Interface dataset entries
"""
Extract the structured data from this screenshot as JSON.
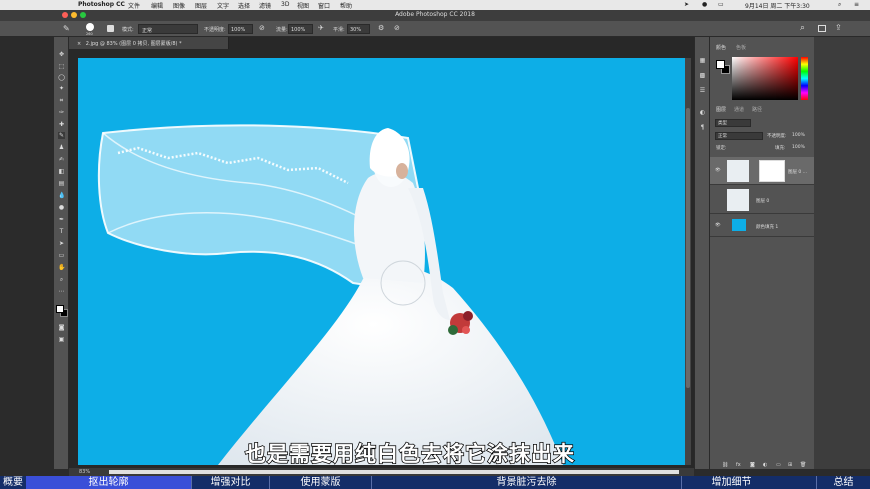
{
  "menubar": {
    "app": "Photoshop CC",
    "items": [
      "文件",
      "编辑",
      "图像",
      "图层",
      "文字",
      "选择",
      "滤镜",
      "3D",
      "视图",
      "窗口",
      "帮助"
    ],
    "datetime": "9月14日 周二 下午3:30"
  },
  "window": {
    "title": "Adobe Photoshop CC 2018"
  },
  "options": {
    "brush_size": "260",
    "mode_label": "模式:",
    "mode_value": "正常",
    "opacity_label": "不透明度:",
    "opacity_value": "100%",
    "flow_label": "流量:",
    "flow_value": "100%",
    "smooth_label": "平滑:",
    "smooth_value": "30%"
  },
  "document": {
    "tab": "2.jpg @ 83% (图层 0 拷贝, 图层蒙版/8) *",
    "zoom": "83%"
  },
  "panels": {
    "color_tabs": [
      "颜色",
      "色板"
    ],
    "layer_tabs": [
      "图层",
      "通道",
      "路径"
    ],
    "filter_kind": "类型",
    "blend_mode": "正常",
    "opacity_label": "不透明度:",
    "opacity_value": "100%",
    "lock_label": "锁定:",
    "fill_label": "填充:",
    "fill_value": "100%",
    "layers": [
      {
        "name": "图层 0 ..."
      },
      {
        "name": "图层 0"
      },
      {
        "name": "颜色填充 1"
      }
    ]
  },
  "subtitle": "也是需要用纯白色去将它涂抹出来",
  "chapters": [
    "概要",
    "抠出轮廓",
    "增强对比",
    "使用蒙版",
    "背景脏污去除",
    "增加细节",
    "总结"
  ],
  "colors": {
    "canvas_bg": "#0daee7",
    "chapter_bar": "#142d68",
    "chapter_active": "#3a4fd8"
  }
}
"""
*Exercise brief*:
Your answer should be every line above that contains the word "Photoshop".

*Exercise result*:
    "app": "Photoshop CC",
    "title": "Adobe Photoshop CC 2018"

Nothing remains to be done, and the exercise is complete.